- Serve with lemon wedges on the side for squeezing over the cakes.

Stuffed Clams Recipe

Most New Englanders have three categories for the Atlantic hard-shell Quahog clam. Little necks, usually eaten on the half-shell with cocktail sauce, or cooked in various ways and served with pasta, are the smallest – usually about 1-1/2 inches in diameter. The next size up are called cherrystones, and they average 2-1/2 inches in diameter. The largest are called quahogs, which is derived from the Narragansett word “poquauhock”, and they are thick and about 3 inches in diameter or more.

Many recipes for baked clams exist in New England. Our Marketing Director, Paul Williams, hails from Lil Rhody and offered up his preferred recipe for stuffed clams.

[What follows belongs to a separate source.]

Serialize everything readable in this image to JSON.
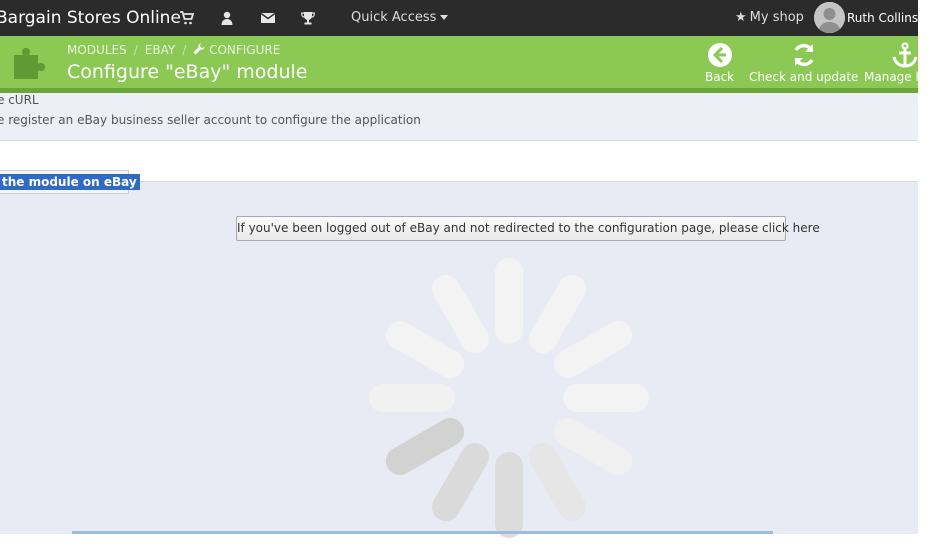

It uses cherrystones and includes a combination of both Italian and Portuguese ingredients that are readily available in southern New England.

Ingredients (serves four)

16 cherrystone clams

1 cup of bread crumbsPublic domain image, royalty free stock photo from www.public-domain-image.com

½ cup of chopped large Bermuda onion

½ pound of Chourico sausage

1/3 cup of Pecorino Romano cheese

1 tsp. of dried oregano

¼ tsp. of black pepper

3 tsp. of butter

2 tsp. of olive oil

Directions: I would recommend using cherrystones that are as close to 2-1/2 inches in diameter as you can find. If larger, you will have to increase the quantities of ingredients listed for this recipe to make enough stuffing.  Fish markets in New England will let you select the ones you want.  As you open them in preparation for stuffing and cooking, the clam meat inside will be cut in half. I scrape the clam meat from one side into the other, so 20 clams would make 20 half-shelled stuffed clams. Open them over a bowl to catch the clam juice, as you can use it in the stuffing as it flavors the stuffed clam.

For bread crumbs, I like to make my own, using dried Italian bread.  If available (and it is in many southern New England markets), you can use dried Portuguese sweet bread or muffins.  Leave it on the counter to dry for a day, and then chop it in a food processor. Use enough to make one cup of bread crumbs.

Chourico sausage is also available in most New England markets. If you can’t find it you may use Andouille or Italian sausage, as long as there is some spice and/or a bit of heat.  I take about a half pound of Chourico (remember to remove the casing first) and grill or cook it in a skillet. After grilling, finely chop in a food processor and set it aside.

Finely chop half of a large red Bermuda onion. Hand chopping is best, not in the food processer, as you don’t want it to liquefy.

Steps:

- Open the clams. Save the clam juice. Place the opened clams on a cookie sheet or baking dish.

- Pre-heat oven to 350 degrees

- In a large pre-heated skillet, add the olive oil and when the oil is hot, add the onion.

- Once they are translucent (about 4 minutes) add the chopped sausage, mixing with the onion while the sausage heats for a couple of minutes.

- Add the butter to the sausage/onion mixture and as soon as it is melted, remove from the heat and add the bread crumbs, pepper and oregano.  Mix all. Add whatever clam juice you collected. If mixture is really dry, add just a bit of water as you don’t want to stuffing to be soggy, but a bit moist so it can be formed is fine. Once fully blended, mix in the cheese.

- Top each clam with an equal portion of the stuffing mix.

- Place in the oven and bake for 15 minutes, or until clam is cooked.

- Serve with lemon slices, as a touch of fresh-squeezed lemon juice adds a lot.